What to work on: Any picture in the data below gets skipped; print all the rest exactly.

──────── Excerpted records ────────

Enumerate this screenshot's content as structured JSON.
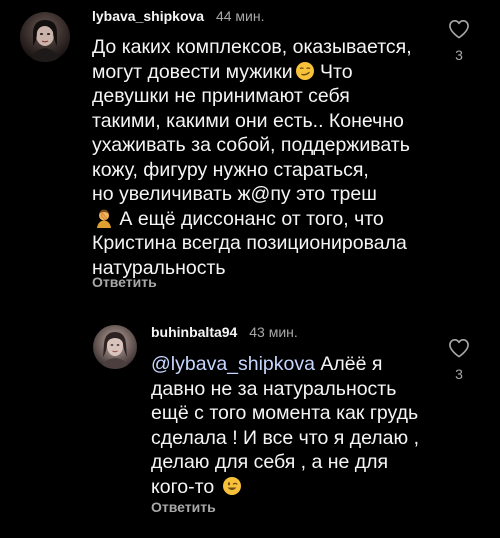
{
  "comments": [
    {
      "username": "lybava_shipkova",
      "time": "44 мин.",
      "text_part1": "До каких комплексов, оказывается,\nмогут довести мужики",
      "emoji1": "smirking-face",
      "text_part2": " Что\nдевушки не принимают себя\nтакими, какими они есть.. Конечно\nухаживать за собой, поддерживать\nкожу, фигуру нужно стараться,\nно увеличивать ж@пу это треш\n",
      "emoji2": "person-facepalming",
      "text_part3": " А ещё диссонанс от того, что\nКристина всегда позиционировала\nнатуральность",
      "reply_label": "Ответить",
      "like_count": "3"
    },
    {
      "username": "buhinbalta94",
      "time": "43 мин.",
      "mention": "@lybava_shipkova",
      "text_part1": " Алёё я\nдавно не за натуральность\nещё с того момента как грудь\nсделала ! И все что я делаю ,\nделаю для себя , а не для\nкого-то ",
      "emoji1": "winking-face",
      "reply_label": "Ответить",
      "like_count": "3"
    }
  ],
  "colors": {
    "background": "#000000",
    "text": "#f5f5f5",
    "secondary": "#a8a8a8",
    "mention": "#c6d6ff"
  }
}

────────

Answer to this problem:
Enumerate this screenshot's content as structured JSON.
{
  "comments": [
    {
      "username": "lybava_shipkova",
      "time": "44 мин.",
      "text_part1": "До каких комплексов, оказывается,\nмогут довести мужики",
      "emoji1": "smirking-face",
      "text_part2": " Что\nдевушки не принимают себя\nтакими, какими они есть.. Конечно\nухаживать за собой, поддерживать\nкожу, фигуру нужно стараться,\nно увеличивать ж@пу это треш\n",
      "emoji2": "person-facepalming",
      "text_part3": " А ещё диссонанс от того, что\nКристина всегда позиционировала\nнатуральность",
      "reply_label": "Ответить",
      "like_count": "3"
    },
    {
      "username": "buhinbalta94",
      "time": "43 мин.",
      "mention": "@lybava_shipkova",
      "text_part1": " Алёё я\nдавно не за натуральность\nещё с того момента как грудь\nсделала ! И все что я делаю ,\nделаю для себя , а не для\nкого-то ",
      "emoji1": "winking-face",
      "reply_label": "Ответить",
      "like_count": "3"
    }
  ],
  "colors": {
    "background": "#000000",
    "text": "#f5f5f5",
    "secondary": "#a8a8a8",
    "mention": "#c6d6ff"
  }
}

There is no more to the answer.